My wife awoke in the middle of the night to the smell of fire, investigated the house, and, finding nothing, tried to go back to sleep. On Monday morning, our deck was shrouded in black ashes, and the sky was a snarled gray, despite the absence of fog or clouds.
Forty-five miles to the north, in Santa Rosa, the locale of one of 17 fires that have turned parts of California into cauldrons, our nephew, his wife and baby daughter also awoke early Monday. By the time they decided they had to leave, at 6:30 a.m, homes a few miles away had been razed by flames. Their drive south to a relative’s house usually takes less than an hour, but this time it took two and a half hours because the road was clogged with evacuees. (Late Monday, they discovered their house was untouched.)

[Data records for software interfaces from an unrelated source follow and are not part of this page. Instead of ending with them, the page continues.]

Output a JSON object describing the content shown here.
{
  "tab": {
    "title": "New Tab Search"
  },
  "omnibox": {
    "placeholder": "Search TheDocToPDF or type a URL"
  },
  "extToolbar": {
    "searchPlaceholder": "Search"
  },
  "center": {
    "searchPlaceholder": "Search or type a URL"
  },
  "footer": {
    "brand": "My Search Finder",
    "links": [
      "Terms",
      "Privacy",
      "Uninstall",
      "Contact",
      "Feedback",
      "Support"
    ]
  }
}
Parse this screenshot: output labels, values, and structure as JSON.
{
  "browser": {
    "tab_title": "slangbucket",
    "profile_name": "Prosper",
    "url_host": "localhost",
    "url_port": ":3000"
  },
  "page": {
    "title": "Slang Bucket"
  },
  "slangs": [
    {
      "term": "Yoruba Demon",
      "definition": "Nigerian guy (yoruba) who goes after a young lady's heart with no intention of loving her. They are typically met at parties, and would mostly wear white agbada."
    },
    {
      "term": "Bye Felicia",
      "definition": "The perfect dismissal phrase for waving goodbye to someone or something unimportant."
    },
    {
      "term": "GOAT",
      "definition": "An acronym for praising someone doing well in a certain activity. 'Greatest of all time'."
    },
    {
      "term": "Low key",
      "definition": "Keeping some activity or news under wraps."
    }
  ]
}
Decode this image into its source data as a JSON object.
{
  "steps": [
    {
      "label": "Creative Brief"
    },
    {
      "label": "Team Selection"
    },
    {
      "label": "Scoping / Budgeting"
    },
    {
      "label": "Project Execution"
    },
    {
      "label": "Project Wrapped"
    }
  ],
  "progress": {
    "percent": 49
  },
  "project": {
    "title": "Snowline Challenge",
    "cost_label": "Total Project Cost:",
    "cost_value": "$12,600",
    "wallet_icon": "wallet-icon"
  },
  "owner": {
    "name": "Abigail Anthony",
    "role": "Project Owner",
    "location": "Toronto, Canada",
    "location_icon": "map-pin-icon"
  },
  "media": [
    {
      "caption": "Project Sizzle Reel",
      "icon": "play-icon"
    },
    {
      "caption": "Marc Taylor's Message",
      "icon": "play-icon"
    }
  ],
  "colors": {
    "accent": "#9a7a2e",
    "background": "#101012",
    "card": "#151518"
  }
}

Most residents of Mill Valley, the town just north of San Francisco where we’ve lived for 34 years, have been no more than moderately inconvenienced by the fires, but they add to our…